The long-term care industry warned the nation’s governors Tuesday of imminent coronavirus outbreaks at nursing homes and assisted living facilities as cases surge across the country.
The American Health Care Association and the National Center for Assisted Living asked the National Governors Association in a letter to speed up state lab processing times for Covid-19 tests; provide more personal protective equipment, particularly N-95 masks; and direct state public health agencies to work closely with facilities on resuming resident visitations.
“Nursing homes and assisted living communities cannot stop the virus by ourselves—not without testing, personal protective equipment (PPE), staff support and funding, and not without support from the public health sector, said the letter from AHCA President Mark Parkinson and NCAL Executive Director Scott Tittle.
The groups requested “urgent attention and support from governors across the U.S.”
A top priority for governors is speeding up lab results from Covid-19 tests, the letter said. About two-thirds of the facilities represented by the groups say the test result delays range from two to four days, which impedes their ability to control the virus.
As coronavirus infections surge in more than 30 states and officials roll back or postpone state re-openings, the groups warned that nursing homes and assisted living communities could feel the ripple effects as more staffers become infected and bring the virus into facilities. Recent independent research by Harvard and Brown universities found the level of Covid-19 cases nursing homes’ surrounding communities was the top determinant of the facilities’ infections.
As of June 4, data from 40 states collected by the Kaiser Family Foundation shows that deaths in nursing homes and assisted living facilities make up 45% of all Covid-19 fatalities in these states.
Nearly 20% of nursing homes have told the Centers for Disease Control and Prevention they either have no PPE or less than a seven-day supply, the letter said. And more than half of assisted living facilities have less than a two-week supply of N-95 masks and gowns, according to both groups.

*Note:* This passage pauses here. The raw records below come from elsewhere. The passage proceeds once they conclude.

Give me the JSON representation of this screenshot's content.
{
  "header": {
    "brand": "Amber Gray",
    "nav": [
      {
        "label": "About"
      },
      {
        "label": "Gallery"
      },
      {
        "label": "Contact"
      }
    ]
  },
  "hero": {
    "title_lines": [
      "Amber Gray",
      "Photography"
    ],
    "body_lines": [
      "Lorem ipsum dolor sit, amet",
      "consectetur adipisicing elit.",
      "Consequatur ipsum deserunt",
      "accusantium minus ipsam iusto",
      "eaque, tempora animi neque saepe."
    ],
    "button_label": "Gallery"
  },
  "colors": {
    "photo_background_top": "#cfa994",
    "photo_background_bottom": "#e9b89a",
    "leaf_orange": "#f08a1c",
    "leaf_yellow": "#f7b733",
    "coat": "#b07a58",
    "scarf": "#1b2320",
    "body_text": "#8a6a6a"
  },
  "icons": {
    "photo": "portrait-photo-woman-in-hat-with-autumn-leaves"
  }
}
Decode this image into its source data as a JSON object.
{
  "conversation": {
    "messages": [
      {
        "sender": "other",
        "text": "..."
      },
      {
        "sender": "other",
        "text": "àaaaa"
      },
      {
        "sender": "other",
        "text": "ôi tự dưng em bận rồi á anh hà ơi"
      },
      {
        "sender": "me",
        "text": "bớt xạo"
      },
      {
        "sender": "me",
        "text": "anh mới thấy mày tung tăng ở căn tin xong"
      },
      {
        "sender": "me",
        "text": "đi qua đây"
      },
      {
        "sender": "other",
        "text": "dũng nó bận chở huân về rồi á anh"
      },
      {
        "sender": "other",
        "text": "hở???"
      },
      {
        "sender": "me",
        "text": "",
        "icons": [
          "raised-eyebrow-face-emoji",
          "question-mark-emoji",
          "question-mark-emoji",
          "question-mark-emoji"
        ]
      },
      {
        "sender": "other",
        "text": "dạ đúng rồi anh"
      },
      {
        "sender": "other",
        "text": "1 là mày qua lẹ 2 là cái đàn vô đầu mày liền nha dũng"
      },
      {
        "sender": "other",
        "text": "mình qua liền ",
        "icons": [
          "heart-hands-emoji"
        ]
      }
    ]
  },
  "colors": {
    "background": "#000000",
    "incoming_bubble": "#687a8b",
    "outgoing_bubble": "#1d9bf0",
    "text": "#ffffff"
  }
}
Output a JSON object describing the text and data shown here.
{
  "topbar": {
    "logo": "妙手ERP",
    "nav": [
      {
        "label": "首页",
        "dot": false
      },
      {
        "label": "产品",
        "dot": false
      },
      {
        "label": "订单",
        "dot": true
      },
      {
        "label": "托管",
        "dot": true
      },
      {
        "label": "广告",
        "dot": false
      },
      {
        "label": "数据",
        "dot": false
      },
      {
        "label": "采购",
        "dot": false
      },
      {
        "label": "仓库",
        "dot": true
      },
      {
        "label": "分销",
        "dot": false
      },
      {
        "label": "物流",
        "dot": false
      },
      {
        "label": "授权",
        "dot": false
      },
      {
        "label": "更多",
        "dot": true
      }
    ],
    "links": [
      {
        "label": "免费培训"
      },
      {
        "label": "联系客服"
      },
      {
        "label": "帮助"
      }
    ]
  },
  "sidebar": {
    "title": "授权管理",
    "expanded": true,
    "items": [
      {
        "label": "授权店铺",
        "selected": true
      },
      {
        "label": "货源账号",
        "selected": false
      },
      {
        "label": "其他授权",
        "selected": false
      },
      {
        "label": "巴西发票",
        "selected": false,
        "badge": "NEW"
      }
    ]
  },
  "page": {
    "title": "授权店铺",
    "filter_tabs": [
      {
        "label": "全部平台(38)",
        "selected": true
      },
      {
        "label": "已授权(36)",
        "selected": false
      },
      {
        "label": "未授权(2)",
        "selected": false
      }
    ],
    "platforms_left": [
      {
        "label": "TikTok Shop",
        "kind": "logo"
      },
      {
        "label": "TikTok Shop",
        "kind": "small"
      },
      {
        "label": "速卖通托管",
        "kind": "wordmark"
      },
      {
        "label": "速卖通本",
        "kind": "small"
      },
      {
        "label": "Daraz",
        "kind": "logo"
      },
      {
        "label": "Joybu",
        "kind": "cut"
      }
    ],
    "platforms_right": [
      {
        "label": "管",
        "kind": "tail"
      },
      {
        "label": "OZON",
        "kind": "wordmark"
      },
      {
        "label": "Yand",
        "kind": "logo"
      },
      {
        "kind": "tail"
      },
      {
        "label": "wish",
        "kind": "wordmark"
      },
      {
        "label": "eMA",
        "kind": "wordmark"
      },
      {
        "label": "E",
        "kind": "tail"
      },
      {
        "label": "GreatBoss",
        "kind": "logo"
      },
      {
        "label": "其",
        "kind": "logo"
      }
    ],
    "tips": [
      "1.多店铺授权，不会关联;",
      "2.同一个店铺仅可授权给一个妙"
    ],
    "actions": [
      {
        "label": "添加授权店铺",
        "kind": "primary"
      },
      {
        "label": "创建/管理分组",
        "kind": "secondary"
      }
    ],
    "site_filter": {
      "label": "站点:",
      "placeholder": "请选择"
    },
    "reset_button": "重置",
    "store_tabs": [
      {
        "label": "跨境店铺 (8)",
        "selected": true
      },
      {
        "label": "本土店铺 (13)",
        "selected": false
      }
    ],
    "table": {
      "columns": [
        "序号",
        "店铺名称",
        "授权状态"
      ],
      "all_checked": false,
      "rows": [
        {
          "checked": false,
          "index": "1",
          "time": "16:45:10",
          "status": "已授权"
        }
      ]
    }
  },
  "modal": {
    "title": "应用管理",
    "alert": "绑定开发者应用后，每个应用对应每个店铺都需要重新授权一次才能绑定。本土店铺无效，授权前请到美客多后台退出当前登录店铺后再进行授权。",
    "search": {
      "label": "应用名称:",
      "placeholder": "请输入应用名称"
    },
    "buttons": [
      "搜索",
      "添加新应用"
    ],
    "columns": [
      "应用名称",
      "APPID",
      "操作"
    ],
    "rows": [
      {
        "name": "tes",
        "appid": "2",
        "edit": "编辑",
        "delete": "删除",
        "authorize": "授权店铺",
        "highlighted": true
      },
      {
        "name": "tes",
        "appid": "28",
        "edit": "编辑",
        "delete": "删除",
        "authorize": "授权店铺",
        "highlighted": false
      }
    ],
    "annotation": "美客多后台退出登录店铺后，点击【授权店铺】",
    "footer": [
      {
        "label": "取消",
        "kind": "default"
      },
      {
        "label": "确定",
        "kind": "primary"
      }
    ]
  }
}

The groups represent more than 14,000 nursing homes and assisted living facilities.
With no in-person visitors allowed since March, facilities would like to allow family and friends to visit residents, but “with major spikes in cases in several states as well as significant upticks in many counties across the country, we are very concerned about reopening many long term care facilities,” Parkinson and Tittle wrote.